|In Iraq, CPJ finds, record number of journalists died in 2006
Violence in Iraq claimed the lives of 32 journalists in 2006, making it the deadliest year for the press in a single country the Committee to Protect Journalists has ever recorded. CPJ’s widely covered year-end analysis found that in the vast majority of cases insurgents specifically targeted journalists to be murdered. The victims include Atwar Bahjat, left, one of Arab television’s best-known reporters and a posthumous recipient of CPJ’s 2006 International Press Freedom Award.
Worldwide, CPJ found 55 journalists were killed in direct connection to their work in 2006, and it is investigating about 30 other deaths to determine whether they were work-related. Afghanistan, the Philippines, Russia, Mexico, Pakistan, and Colombia were on CPJ’s list of deadliest countries. Detailed accounts of each case are posted on CPJ’s Web site.
Jailing of Internet journalists on rise, CPJ reports
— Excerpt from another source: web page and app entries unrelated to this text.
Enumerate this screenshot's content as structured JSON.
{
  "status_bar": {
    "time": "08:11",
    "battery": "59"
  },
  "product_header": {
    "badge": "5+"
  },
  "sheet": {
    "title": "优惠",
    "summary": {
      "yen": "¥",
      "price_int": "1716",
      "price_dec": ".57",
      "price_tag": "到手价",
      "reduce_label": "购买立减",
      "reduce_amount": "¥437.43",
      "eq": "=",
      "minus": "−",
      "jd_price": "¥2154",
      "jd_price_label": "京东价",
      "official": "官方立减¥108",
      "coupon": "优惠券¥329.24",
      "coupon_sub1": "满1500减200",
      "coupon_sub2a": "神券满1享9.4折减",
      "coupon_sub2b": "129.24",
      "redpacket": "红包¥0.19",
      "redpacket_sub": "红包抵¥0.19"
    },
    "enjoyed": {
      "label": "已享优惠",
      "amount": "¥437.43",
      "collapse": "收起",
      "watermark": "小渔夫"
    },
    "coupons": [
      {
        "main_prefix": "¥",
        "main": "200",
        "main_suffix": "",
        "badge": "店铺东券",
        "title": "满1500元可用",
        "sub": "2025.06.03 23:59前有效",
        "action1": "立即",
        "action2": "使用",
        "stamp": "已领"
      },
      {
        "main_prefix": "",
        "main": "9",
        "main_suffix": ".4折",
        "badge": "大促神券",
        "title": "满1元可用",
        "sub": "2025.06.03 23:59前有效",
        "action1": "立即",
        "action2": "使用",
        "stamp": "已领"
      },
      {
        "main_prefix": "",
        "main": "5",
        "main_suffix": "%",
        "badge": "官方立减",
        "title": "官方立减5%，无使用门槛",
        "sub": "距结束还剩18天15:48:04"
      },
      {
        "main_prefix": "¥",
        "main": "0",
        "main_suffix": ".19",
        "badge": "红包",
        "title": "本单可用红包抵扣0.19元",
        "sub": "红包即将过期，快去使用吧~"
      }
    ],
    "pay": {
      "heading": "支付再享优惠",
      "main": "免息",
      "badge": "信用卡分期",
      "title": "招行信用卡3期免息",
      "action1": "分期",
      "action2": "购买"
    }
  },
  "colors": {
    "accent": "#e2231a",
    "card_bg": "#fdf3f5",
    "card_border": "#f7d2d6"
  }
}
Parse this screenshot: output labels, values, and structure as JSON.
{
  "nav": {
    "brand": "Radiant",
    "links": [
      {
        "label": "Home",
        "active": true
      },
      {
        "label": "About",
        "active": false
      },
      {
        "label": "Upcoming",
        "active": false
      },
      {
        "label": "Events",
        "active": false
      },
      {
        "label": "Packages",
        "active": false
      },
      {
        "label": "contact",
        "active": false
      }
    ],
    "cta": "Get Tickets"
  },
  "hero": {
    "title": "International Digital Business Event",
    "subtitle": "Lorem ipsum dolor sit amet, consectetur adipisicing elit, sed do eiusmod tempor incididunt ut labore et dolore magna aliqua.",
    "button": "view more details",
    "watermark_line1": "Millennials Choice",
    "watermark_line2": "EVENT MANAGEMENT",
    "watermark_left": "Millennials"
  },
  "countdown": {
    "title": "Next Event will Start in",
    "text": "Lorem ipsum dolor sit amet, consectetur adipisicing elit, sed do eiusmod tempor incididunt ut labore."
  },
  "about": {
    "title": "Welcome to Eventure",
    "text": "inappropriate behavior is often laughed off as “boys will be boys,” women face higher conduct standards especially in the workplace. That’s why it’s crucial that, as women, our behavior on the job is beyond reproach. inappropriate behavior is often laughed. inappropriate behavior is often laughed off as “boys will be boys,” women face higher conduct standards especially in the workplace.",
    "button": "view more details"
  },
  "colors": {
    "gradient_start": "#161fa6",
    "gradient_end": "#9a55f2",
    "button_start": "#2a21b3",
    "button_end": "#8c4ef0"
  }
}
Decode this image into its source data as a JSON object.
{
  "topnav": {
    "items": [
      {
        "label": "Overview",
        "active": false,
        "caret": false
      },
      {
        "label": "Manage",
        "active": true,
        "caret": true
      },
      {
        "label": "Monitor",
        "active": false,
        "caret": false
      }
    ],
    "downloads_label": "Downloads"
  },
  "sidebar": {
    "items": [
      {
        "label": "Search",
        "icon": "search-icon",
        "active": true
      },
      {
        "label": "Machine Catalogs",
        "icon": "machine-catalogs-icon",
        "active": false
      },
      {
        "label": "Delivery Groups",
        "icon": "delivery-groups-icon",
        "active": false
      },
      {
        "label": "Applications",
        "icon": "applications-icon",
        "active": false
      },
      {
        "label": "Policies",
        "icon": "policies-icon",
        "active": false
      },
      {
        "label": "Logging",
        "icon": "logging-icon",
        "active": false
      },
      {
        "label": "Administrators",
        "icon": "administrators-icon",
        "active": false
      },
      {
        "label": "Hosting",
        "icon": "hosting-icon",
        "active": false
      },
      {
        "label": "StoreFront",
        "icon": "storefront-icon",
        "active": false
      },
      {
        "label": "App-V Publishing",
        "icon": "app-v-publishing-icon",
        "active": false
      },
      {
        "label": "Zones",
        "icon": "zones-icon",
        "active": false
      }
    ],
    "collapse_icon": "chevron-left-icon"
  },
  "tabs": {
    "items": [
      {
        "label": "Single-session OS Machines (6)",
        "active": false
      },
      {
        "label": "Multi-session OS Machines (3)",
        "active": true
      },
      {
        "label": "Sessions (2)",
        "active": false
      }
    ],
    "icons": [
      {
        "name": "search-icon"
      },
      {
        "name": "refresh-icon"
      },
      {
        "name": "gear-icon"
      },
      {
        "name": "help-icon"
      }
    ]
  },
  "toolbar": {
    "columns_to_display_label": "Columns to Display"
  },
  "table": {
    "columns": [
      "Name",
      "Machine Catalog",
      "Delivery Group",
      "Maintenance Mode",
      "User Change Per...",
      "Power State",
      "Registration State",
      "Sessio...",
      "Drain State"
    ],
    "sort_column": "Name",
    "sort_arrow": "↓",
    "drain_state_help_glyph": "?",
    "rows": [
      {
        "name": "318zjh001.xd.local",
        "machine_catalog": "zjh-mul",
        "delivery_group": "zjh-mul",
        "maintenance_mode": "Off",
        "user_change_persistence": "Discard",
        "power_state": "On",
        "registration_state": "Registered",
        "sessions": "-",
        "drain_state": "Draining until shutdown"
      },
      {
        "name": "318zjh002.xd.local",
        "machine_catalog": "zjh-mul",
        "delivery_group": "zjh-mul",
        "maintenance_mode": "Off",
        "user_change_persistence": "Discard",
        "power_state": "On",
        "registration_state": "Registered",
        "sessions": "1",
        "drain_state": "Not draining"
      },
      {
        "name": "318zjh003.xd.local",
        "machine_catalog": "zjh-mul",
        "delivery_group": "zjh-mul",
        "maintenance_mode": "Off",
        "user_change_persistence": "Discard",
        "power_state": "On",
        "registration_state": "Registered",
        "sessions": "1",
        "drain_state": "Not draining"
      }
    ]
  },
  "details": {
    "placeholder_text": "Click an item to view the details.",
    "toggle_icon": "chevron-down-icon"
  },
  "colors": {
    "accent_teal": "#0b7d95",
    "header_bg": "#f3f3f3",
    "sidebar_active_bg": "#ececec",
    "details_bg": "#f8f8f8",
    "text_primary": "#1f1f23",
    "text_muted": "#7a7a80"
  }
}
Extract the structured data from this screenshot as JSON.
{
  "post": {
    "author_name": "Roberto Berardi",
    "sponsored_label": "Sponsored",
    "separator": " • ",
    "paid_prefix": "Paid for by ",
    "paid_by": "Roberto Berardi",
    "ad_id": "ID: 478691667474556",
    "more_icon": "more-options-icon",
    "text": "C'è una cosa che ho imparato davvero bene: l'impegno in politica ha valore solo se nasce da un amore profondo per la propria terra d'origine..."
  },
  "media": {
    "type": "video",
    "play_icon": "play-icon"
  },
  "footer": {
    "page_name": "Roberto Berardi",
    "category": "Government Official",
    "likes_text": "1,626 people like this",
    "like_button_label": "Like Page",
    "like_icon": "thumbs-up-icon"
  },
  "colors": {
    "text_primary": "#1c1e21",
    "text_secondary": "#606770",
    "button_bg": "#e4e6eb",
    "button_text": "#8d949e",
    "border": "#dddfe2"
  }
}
CPJ’s annual census of imprisoned journalists, released on December 7, revealed that the number of journalists jailed for their work had increased for the second consecutive year, and that one in three is now an Internet blogger, online editor, or Web-based reporter. CPJ’s worldwide survey found that 134 journalists were imprisoned on December 1, an increase of nine from the 2005 tally. China, Cuba, Eritrea, and Ethiopia were the top four jailers among the 24 nations that imprisoned journalists.
Although print reporters and editors continue to make up the largest professional category of those in jail, Internet journalists are the fastest growing segment of CPJ’s imprisoned census. Detailed accounts of each case are posted on CPJ’s Web site.
CPJ and PEN remember Anna Politkovskaya
On December 6, CPJ and PEN American Center sponsored an evening of readings from the work of Anna Politkovskaya, left, the Russian investigative reporter murdered in October. CPJ board member Kati Marton read excerpts published posthumously that detailed human rights abuses in Chechnya. Others who read to a full auditorium at CUNY Graduate Center in New York included Musa Klebnikov, widow of murdered Forbes Russia editor Paul Klebnikov, Washington Post reporter Dana Priest, David Remnick, editor of The New Yorker; Katrina vanden Heuvel, publisher and editor of The Nation, and Natalia Estemirova, a representative of the Memorial Human Rights Center. Dozens of audience members signed CPJ petitions calling on Russian President Vladimir Putin to ensure the arrest and prosecution of those responsible for Politkovskaya’s murder. Hear Marton’s reading on PEN’s Web site.
Mahoney named deputy; Crawford to join BBC Trust
We’re pleased to announce the appointment of Rob Mahoney, CPJ’s senior editor for the past 18 months, as our new deputy director. Mahoney has been an editor, bureau chief, and reporter for Reuters in Jerusalem, Abidjan, Delhi, Jakarta, Singapore, and Paris. Mahoney’s last posting for Reuters was in London, where he was news editor in charge of politics and general news for Europe, Africa, and the Middle East. He has served as an editorial trainer for the Reuters Foundation, teaching reporting and writing to journalists in the Middle East. He has also worked as a consultant for Human Rights Watch.
Julia Crawford, our Africa program coordinator, is leaving CPJ after three years to join the BBC World Service Trust in London. Crawford will be director of a new project called “Communicating Justice,” which will train journalists in five post-conflict African countries.
• Venezuela and Russia missions to get under way
Americas Program Coordinator Carlos Lauría and Americas consultant Sauro González Rodríguez will travel to Caracas on January 8 to lobby for improved press freedom conditions in Venezuela. CPJ board member Victor Navasky will join them for meetings with officials and journalists.
Also in January, CPJ Chairman Paul Steiger and board member Norman Pearlstine will travel to Moscow with Europe and Central Asia Program Coordinator Nina Ognianova and Executive Director Joel Simon. The delegation plans to meet with Russian officials and call for justice in the Politkovskaya murder and the contract-style slayings of 12 other journalists since 2000.
• CPJ to release Attacks on the Press
On February 5, CPJ will release its worldwide survey of press freedom conditions, Attacks on the Press, at press conferences in Washington and other international locations. Plans are nearing completion for the launch, our earliest to date. CPJ’s annual survey, the definitive resource for press freedom analysis, features information from more than 120 nations.